⟨
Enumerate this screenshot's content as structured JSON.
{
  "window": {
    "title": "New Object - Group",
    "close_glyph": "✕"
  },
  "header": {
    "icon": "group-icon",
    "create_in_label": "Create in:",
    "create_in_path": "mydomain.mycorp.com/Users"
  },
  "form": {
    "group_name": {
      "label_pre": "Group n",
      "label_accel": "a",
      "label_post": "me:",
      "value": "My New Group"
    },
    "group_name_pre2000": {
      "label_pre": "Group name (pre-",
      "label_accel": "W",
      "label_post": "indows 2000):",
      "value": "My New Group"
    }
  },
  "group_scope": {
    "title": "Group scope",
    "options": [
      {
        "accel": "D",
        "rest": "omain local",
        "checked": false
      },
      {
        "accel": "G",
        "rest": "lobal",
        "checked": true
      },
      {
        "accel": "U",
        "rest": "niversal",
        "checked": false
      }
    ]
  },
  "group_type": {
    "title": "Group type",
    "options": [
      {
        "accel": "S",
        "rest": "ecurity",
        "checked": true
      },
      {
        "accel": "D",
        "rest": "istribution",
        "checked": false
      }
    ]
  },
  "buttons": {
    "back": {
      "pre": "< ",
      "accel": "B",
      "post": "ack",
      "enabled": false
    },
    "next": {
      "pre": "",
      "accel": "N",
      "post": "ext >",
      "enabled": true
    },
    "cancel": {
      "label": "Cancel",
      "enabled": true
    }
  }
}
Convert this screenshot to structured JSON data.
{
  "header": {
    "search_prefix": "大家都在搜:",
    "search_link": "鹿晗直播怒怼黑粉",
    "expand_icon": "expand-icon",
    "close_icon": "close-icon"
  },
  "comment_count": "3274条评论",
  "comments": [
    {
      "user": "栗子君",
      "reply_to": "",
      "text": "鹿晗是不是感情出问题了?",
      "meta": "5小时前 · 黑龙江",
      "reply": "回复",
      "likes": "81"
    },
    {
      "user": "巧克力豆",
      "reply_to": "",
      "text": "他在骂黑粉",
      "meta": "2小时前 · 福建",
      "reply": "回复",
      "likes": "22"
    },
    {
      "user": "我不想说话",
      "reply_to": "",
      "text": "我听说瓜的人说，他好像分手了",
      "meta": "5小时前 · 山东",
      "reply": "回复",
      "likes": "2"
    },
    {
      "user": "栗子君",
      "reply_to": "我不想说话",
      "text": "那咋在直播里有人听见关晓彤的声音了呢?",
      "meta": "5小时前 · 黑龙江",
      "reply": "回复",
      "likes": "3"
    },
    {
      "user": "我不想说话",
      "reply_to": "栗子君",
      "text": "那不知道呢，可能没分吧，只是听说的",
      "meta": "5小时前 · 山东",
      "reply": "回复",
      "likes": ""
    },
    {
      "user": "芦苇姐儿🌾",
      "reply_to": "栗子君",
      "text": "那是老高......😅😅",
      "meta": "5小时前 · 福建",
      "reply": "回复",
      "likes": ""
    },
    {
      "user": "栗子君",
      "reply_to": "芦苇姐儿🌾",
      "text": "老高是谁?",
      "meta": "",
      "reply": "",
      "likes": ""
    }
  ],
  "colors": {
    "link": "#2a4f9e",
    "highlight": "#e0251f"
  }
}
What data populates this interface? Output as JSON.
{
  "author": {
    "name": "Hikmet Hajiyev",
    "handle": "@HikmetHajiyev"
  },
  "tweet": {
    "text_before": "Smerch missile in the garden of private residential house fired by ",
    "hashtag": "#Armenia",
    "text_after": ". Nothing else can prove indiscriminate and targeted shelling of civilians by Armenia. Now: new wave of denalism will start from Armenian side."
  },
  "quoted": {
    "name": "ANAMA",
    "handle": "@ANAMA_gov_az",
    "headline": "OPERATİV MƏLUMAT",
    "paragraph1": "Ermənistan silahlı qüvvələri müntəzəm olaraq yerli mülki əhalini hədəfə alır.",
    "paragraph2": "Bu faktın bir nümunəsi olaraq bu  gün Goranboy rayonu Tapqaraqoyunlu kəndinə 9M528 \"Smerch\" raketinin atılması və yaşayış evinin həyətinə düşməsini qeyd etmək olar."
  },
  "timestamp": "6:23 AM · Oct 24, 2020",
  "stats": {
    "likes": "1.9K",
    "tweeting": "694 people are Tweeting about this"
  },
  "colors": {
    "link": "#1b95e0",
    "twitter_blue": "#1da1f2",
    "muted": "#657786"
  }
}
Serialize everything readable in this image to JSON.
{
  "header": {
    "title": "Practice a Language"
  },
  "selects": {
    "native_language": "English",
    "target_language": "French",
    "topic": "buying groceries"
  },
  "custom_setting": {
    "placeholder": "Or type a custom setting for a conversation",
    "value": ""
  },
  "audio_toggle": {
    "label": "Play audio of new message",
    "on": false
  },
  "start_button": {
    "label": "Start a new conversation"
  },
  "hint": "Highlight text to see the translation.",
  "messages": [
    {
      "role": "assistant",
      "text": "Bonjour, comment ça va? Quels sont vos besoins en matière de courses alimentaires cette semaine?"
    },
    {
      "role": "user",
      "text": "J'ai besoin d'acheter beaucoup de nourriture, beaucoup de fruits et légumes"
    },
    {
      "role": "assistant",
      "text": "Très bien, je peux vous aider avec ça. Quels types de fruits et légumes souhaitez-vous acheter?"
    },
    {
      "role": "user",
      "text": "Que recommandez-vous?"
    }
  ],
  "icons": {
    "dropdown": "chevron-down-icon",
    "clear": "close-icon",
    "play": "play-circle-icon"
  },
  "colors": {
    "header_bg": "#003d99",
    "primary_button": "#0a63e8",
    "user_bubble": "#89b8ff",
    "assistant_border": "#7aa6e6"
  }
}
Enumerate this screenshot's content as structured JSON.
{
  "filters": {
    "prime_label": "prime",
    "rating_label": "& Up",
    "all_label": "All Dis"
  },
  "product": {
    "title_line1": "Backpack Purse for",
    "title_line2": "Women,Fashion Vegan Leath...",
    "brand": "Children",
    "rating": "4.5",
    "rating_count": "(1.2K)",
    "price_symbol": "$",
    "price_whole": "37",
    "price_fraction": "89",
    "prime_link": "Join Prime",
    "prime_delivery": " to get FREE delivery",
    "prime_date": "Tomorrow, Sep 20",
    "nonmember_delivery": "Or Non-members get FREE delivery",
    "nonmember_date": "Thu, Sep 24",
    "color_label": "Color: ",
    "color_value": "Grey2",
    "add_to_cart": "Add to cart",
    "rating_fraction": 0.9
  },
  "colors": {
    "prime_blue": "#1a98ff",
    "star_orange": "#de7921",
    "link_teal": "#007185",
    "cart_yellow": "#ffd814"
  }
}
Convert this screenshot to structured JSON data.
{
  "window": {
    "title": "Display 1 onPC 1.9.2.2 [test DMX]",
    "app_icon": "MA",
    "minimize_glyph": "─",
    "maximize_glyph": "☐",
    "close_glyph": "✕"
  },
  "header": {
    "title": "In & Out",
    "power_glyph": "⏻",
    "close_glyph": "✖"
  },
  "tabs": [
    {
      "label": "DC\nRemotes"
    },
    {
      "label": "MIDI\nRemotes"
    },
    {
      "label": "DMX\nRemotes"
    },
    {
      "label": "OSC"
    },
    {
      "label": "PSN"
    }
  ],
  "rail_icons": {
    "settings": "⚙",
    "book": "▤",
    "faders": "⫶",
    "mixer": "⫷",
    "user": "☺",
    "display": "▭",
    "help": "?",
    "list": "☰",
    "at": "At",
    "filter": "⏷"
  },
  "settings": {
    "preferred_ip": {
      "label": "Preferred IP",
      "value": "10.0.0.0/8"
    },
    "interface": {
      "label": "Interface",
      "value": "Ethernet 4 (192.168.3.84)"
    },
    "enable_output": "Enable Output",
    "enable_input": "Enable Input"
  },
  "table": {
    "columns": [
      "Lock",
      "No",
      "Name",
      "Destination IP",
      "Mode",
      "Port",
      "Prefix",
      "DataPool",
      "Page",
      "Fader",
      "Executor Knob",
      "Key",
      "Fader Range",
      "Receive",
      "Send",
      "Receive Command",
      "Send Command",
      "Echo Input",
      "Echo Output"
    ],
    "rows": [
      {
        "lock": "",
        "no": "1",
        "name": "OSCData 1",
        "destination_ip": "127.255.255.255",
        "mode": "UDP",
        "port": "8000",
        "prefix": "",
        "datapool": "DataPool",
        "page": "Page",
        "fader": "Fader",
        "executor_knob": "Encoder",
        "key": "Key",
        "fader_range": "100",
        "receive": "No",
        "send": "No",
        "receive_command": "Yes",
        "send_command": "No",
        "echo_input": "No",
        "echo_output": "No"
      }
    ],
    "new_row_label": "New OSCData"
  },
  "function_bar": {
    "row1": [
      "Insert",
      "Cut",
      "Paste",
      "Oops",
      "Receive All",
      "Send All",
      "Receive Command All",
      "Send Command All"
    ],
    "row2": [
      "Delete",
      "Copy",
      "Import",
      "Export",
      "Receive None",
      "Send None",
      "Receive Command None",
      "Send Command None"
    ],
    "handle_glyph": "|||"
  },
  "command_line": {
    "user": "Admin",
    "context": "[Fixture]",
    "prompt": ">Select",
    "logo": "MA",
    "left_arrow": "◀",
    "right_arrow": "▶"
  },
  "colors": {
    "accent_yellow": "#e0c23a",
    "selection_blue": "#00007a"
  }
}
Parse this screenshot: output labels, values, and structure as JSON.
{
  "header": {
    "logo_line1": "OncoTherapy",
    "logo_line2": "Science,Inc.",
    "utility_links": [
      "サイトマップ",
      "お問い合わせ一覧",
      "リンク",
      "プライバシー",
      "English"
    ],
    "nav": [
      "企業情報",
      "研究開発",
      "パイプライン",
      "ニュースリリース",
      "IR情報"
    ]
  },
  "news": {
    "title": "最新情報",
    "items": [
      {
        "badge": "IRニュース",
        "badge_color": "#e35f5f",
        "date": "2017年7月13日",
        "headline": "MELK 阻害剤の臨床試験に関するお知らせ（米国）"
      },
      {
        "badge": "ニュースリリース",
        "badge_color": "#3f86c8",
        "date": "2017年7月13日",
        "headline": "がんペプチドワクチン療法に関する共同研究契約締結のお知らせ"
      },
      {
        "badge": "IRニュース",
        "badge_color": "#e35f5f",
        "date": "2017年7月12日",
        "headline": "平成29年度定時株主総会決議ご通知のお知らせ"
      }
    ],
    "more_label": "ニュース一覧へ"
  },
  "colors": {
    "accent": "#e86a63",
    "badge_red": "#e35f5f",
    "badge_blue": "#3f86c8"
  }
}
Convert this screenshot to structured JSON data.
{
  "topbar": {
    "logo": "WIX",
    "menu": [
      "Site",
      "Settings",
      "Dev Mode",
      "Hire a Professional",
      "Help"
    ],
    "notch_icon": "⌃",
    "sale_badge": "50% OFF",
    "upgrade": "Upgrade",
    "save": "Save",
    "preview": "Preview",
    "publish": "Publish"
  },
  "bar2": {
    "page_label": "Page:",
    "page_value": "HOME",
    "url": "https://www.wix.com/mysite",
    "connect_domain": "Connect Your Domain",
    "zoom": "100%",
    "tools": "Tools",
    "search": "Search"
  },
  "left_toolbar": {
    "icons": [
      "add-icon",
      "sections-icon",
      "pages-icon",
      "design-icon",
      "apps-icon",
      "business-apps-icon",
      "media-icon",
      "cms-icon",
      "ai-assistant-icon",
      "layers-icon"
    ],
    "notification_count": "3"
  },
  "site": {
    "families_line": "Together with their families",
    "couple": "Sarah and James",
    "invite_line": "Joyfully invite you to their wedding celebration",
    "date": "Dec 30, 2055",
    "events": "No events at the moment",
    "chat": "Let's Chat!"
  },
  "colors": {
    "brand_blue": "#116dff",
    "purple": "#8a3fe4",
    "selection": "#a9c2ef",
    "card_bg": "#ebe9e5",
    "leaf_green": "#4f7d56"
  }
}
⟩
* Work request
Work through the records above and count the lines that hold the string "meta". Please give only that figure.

* Exercise result
7